**BRIEF**
Could you write out all the records once more, exactly?

(Website and app data records)
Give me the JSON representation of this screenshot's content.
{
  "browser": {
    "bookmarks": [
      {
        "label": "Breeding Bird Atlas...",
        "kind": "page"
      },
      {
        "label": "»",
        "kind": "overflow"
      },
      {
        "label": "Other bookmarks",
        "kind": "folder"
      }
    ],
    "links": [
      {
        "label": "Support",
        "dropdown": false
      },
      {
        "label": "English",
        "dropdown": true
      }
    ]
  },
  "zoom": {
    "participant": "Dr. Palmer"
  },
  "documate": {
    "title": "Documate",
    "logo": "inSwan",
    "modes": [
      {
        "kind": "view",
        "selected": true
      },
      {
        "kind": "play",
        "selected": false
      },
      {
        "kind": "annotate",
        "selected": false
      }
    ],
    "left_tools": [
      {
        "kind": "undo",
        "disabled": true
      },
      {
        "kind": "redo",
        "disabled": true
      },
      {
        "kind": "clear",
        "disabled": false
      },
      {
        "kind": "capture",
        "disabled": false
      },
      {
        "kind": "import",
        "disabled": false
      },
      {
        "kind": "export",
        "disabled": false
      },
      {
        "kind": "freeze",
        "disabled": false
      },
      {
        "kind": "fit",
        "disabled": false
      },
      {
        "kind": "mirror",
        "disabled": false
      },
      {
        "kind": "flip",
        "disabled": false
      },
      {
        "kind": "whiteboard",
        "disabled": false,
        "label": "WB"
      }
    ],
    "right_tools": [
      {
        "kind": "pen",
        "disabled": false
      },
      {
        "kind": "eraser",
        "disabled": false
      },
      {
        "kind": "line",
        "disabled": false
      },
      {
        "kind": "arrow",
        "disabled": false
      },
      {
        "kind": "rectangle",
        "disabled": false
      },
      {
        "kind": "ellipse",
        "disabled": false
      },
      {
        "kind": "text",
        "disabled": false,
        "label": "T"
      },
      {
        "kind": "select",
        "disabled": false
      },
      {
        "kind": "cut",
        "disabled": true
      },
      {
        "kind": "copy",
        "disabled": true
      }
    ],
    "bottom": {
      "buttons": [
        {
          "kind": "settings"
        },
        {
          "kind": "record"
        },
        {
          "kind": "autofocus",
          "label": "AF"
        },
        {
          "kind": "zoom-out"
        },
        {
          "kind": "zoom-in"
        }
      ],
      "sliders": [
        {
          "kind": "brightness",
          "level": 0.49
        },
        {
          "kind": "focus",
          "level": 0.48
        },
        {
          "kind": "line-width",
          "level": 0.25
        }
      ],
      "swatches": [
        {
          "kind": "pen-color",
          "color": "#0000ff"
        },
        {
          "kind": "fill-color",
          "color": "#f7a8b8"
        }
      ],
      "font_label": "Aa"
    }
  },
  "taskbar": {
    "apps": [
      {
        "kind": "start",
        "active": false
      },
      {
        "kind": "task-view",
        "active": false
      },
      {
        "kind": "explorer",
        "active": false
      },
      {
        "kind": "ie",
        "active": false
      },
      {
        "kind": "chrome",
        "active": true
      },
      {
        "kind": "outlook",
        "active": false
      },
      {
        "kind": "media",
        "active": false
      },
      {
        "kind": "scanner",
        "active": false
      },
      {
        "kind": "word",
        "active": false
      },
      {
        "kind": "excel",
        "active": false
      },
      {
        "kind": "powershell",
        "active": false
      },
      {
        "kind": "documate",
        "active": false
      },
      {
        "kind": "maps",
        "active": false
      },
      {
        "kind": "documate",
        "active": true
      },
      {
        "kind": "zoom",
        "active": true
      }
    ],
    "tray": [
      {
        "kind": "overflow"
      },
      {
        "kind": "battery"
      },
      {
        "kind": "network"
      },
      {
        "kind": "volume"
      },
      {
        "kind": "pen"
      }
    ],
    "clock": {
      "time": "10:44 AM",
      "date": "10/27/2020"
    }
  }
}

**SOLUTION TO THIS PROBLEM**
Give me the JSON representation of this screenshot's content.
{
  "browser": {
    "bookmarks": [
      {
        "label": "Breeding Bird Atlas...",
        "kind": "page"
      },
      {
        "label": "»",
        "kind": "overflow"
      },
      {
        "label": "Other bookmarks",
        "kind": "folder"
      }
    ],
    "links": [
      {
        "label": "Support",
        "dropdown": false
      },
      {
        "label": "English",
        "dropdown": true
      }
    ]
  },
  "zoom": {
    "participant": "Dr. Palmer"
  },
  "documate": {
    "title": "Documate",
    "logo": "inSwan",
    "modes": [
      {
        "kind": "view",
        "selected": true
      },
      {
        "kind": "play",
        "selected": false
      },
      {
        "kind": "annotate",
        "selected": false
      }
    ],
    "left_tools": [
      {
        "kind": "undo",
        "disabled": true
      },
      {
        "kind": "redo",
        "disabled": true
      },
      {
        "kind": "clear",
        "disabled": false
      },
      {
        "kind": "capture",
        "disabled": false
      },
      {
        "kind": "import",
        "disabled": false
      },
      {
        "kind": "export",
        "disabled": false
      },
      {
        "kind": "freeze",
        "disabled": false
      },
      {
        "kind": "fit",
        "disabled": false
      },
      {
        "kind": "mirror",
        "disabled": false
      },
      {
        "kind": "flip",
        "disabled": false
      },
      {
        "kind": "whiteboard",
        "disabled": false,
        "label": "WB"
      }
    ],
    "right_tools": [
      {
        "kind": "pen",
        "disabled": false
      },
      {
        "kind": "eraser",
        "disabled": false
      },
      {
        "kind": "line",
        "disabled": false
      },
      {
        "kind": "arrow",
        "disabled": false
      },
      {
        "kind": "rectangle",
        "disabled": false
      },
      {
        "kind": "ellipse",
        "disabled": false
      },
      {
        "kind": "text",
        "disabled": false,
        "label": "T"
      },
      {
        "kind": "select",
        "disabled": false
      },
      {
        "kind": "cut",
        "disabled": true
      },
      {
        "kind": "copy",
        "disabled": true
      }
    ],
    "bottom": {
      "buttons": [
        {
          "kind": "settings"
        },
        {
          "kind": "record"
        },
        {
          "kind": "autofocus",
          "label": "AF"
        },
        {
          "kind": "zoom-out"
        },
        {
          "kind": "zoom-in"
        }
      ],
      "sliders": [
        {
          "kind": "brightness",
          "level": 0.49
        },
        {
          "kind": "focus",
          "level": 0.48
        },
        {
          "kind": "line-width",
          "level": 0.25
        }
      ],
      "swatches": [
        {
          "kind": "pen-color",
          "color": "#0000ff"
        },
        {
          "kind": "fill-color",
          "color": "#f7a8b8"
        }
      ],
      "font_label": "Aa"
    }
  },
  "taskbar": {
    "apps": [
      {
        "kind": "start",
        "active": false
      },
      {
        "kind": "task-view",
        "active": false
      },
      {
        "kind": "explorer",
        "active": false
      },
      {
        "kind": "ie",
        "active": false
      },
      {
        "kind": "chrome",
        "active": true
      },
      {
        "kind": "outlook",
        "active": false
      },
      {
        "kind": "media",
        "active": false
      },
      {
        "kind": "scanner",
        "active": false
      },
      {
        "kind": "word",
        "active": false
      },
      {
        "kind": "excel",
        "active": false
      },
      {
        "kind": "powershell",
        "active": false
      },
      {
        "kind": "documate",
        "active": false
      },
      {
        "kind": "maps",
        "active": false
      },
      {
        "kind": "documate",
        "active": true
      },
      {
        "kind": "zoom",
        "active": true
      }
    ],
    "tray": [
      {
        "kind": "overflow"
      },
      {
        "kind": "battery"
      },
      {
        "kind": "network"
      },
      {
        "kind": "volume"
      },
      {
        "kind": "pen"
      }
    ],
    "clock": {
      "time": "10:44 AM",
      "date": "10/27/2020"
    }
  }
}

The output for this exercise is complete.